  3. When the marks you made with the sharpie disappear or the flux starts to melt and become clear, you are nearing the annealing temperature of the metal.
  4. You will want to watch for changes in color that indicate the temperature of your metal. If at all possible, try to turn down the lights where you are working so it is dim.

This is a difficult state to describe. When annealing your silver or other metals by torch, a good visual guide is:

Visual guide to annealing
Metal Color Metal Temperature
Visible Red 900°F
Cherry Red 1400° F
Dull Red 1200°F
Bright Salmon Red 1600° F

  1. When it begins to glow pink, you have generally achieved annealing temperature for sterling silver.
  2. If you turn the lights back on at this moment, you will see that the pink glow is not quite visible. There is, however, a particular look to the silver at this time. Again, this is a difficult state to describe.
  3. With practice, you will be able to “see” this internal glow and recognize the changes in color that indicate that annealing has probably occurred.
  4. Copper, brass, and bronze should be heated until their glow is visible with the lights on. Copper and brass should glow gently, while bronze should be made to glow brightly to anneal well.
  5. When you have reached annealing temperature, back the flame away from the metal about an inch or so, but continue to heat it gently to maintain your annealing temperature for about 60 seconds to fully anneal the metal.
  6. If sterling starts to glow so that it is visible in normal room light, you have usually exceeded the normal annealing temp, so pull the flame back and heat more gently for 60 sec. You may need to quench the metal and start over if this happens.
  7. Brass needs to be annealed for much longer than copper or silver, so keep it glowing for 60 to 120 seconds.

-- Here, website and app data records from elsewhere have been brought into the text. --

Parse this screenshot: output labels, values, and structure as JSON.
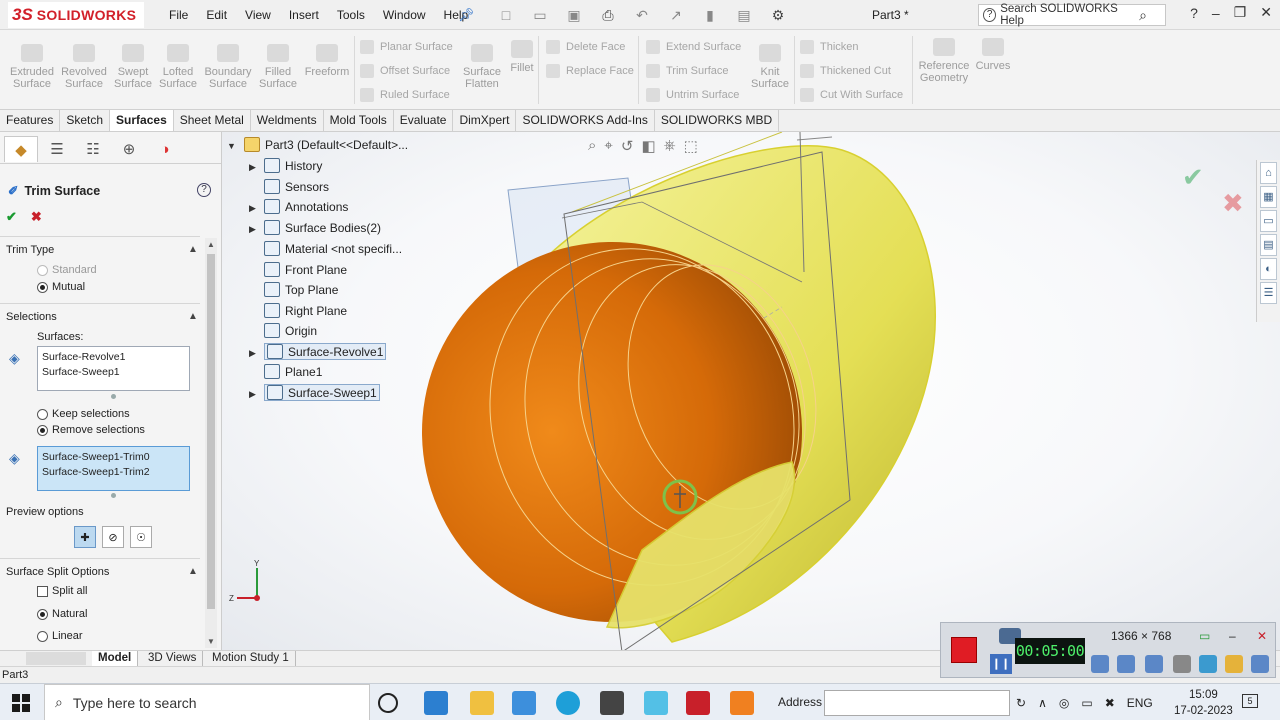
{
  "app": {
    "brand_ds": "3S",
    "brand_name": "SOLIDWORKS",
    "doc_title": "Part3 *"
  },
  "menu": [
    "File",
    "Edit",
    "View",
    "Insert",
    "Tools",
    "Window",
    "Help"
  ],
  "help_search": {
    "placeholder": "Search SOLIDWORKS Help"
  },
  "ribbon": {
    "big": [
      {
        "label": "Extruded\nSurface"
      },
      {
        "label": "Revolved\nSurface"
      },
      {
        "label": "Swept\nSurface"
      },
      {
        "label": "Lofted\nSurface"
      },
      {
        "label": "Boundary\nSurface"
      },
      {
        "label": "Filled\nSurface"
      },
      {
        "label": "Freeform"
      }
    ],
    "group1": [
      "Planar Surface",
      "Offset Surface",
      "Ruled Surface"
    ],
    "flatten": "Surface\nFlatten",
    "fillet": "Fillet",
    "group2": [
      "Delete Face",
      "Replace Face"
    ],
    "group3": [
      "Extend Surface",
      "Trim Surface",
      "Untrim Surface"
    ],
    "knit": "Knit\nSurface",
    "group4": [
      "Thicken",
      "Thickened Cut",
      "Cut With Surface"
    ],
    "refgeo": "Reference\nGeometry",
    "curves": "Curves"
  },
  "command_tabs": [
    "Features",
    "Sketch",
    "Surfaces",
    "Sheet Metal",
    "Weldments",
    "Mold Tools",
    "Evaluate",
    "DimXpert",
    "SOLIDWORKS Add-Ins",
    "SOLIDWORKS MBD"
  ],
  "property_manager": {
    "title": "Trim Surface",
    "trim_type": {
      "header": "Trim Type",
      "standard": "Standard",
      "mutual": "Mutual"
    },
    "selections": {
      "header": "Selections",
      "surfaces_label": "Surfaces:",
      "surfaces": [
        "Surface-Revolve1",
        "Surface-Sweep1"
      ],
      "keep": "Keep selections",
      "remove": "Remove selections",
      "pieces": [
        "Surface-Sweep1-Trim0",
        "Surface-Sweep1-Trim2"
      ]
    },
    "preview": {
      "header": "Preview options"
    },
    "split": {
      "header": "Surface Split Options",
      "split_all": "Split all",
      "natural": "Natural",
      "linear": "Linear"
    }
  },
  "tree": {
    "root": "Part3  (Default<<Default>...",
    "nodes": [
      "History",
      "Sensors",
      "Annotations",
      "Surface Bodies(2)",
      "Material <not specifi...",
      "Front Plane",
      "Top Plane",
      "Right Plane",
      "Origin",
      "Surface-Revolve1",
      "Plane1",
      "Surface-Sweep1"
    ]
  },
  "bottom_tabs": [
    "Model",
    "3D Views",
    "Motion Study 1"
  ],
  "status": {
    "text": "Part3"
  },
  "recorder": {
    "time": "00:05:00",
    "resolution": "1366 × 768"
  },
  "taskbar": {
    "search_placeholder": "Type here to search",
    "address_label": "Address",
    "lang": "ENG",
    "time": "15:09",
    "date": "17-02-2023",
    "notifications": "5"
  },
  "colors": {
    "accent": "#2a6fc9",
    "surface_copper": "#d96a0c",
    "surface_yellow": "#e8e46a",
    "brand": "#d2202a"
  }
}
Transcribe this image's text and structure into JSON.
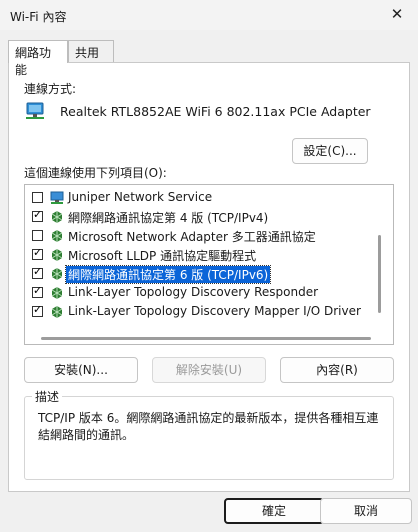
{
  "window": {
    "title": "Wi-Fi 內容"
  },
  "tabs": [
    {
      "label": "網路功能",
      "active": true
    },
    {
      "label": "共用",
      "active": false
    }
  ],
  "connect_using": {
    "label": "連線方式:",
    "adapter": "Realtek RTL8852AE WiFi 6 802.11ax PCIe Adapter",
    "adapter_icon": "network-adapter-icon"
  },
  "configure_button": "設定(C)...",
  "items_label": "這個連線使用下列項目(O):",
  "items": [
    {
      "label": "Juniper Network Service",
      "checked": false,
      "selected": false,
      "icon": "network-service-icon"
    },
    {
      "label": "網際網路通訊協定第 4 版 (TCP/IPv4)",
      "checked": true,
      "selected": false,
      "icon": "protocol-icon"
    },
    {
      "label": "Microsoft Network Adapter 多工器通訊協定",
      "checked": false,
      "selected": false,
      "icon": "protocol-icon"
    },
    {
      "label": "Microsoft LLDP 通訊協定驅動程式",
      "checked": true,
      "selected": false,
      "icon": "protocol-icon"
    },
    {
      "label": "網際網路通訊協定第 6 版 (TCP/IPv6)",
      "checked": true,
      "selected": true,
      "icon": "protocol-icon"
    },
    {
      "label": "Link-Layer Topology Discovery Responder",
      "checked": true,
      "selected": false,
      "icon": "protocol-icon"
    },
    {
      "label": "Link-Layer Topology Discovery Mapper I/O Driver",
      "checked": true,
      "selected": false,
      "icon": "protocol-icon"
    }
  ],
  "actions": {
    "install": "安裝(N)...",
    "uninstall": "解除安裝(U)",
    "properties": "內容(R)"
  },
  "description": {
    "title": "描述",
    "text": "TCP/IP 版本 6。網際網路通訊協定的最新版本，提供各種相互連結網路間的通訊。"
  },
  "footer": {
    "ok": "確定",
    "cancel": "取消"
  },
  "colors": {
    "selection": "#0a64d8",
    "protocol_icon": "#2e7d32"
  }
}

Important note: After you have heated your metal, be sure to quench sterling silver from a black heat. Otherwise, the slow cooling will age-harden the metal slightly.

Fire Scale Removal

Most fire scale is removed by pickling in an acidic solution of some sort. Vinegar, sodium bisulfate based solution (Sparex is the most common brand), or citric acid available in the canning row of any grocery store. It works best when heated. A common pickle pot used to hold and heat the solution is a used crock pot (Check goodwill for these). The pickle solution works best about 180°F/80°C.

Oxides that are harder to remove can be removed using 5% nitric acid. Fire scale is best removed from silver alloys using a dilute (10%) sulfuric acid solution.

Things to be aware of:

Wire will heat and anneal very quickly, and it is safer to coil the wire to protect it from overheating.

Sheet will take longer than wire. The thickness of the metal (gauge) and the size of the sheet or wire will make a significant difference in the annealing time.

If noting color changes just doesn’t work for you, Mark your metal with a permanent marker (such as a Sharpie). When the sharpie burns off, your metal is close to the correct temperature. Increase your heat a bit more, then pull the torch back a little to keep the heat at annealing temperature for 60 or more seconds. Let the metal cool to a black heat, and quench.

Once the metal is annealed, remove the heat and turn off the torch. Allow it to cool until the glow is gone (black heat), then remembering that it is still hot, carefully pick up the metal with your insulated tweezers or tongs, and drop it into a bowl of water to cool it. It will hiss a bit as you drop it in the water and this is normal.

You can now remove the metal from the water and dry it well using a paper towel and check for softness by gently bending the piece. If fully annealed, it should now bend easily. If not, anneal it again but this time allow the metal to get slightly hotter and hold it at this temperature for a longer period of time.


One last thing to remember. Sometimes things go south real fast. At some point, you will accidentally melt some metal. Don't stress about it. Look at the melted pieces / edges and see what you can do with them.

You did not make a mistake. You experimented with "Organic Design Elements".

Seriously. Many times these little "mistakes" become stunning pieces.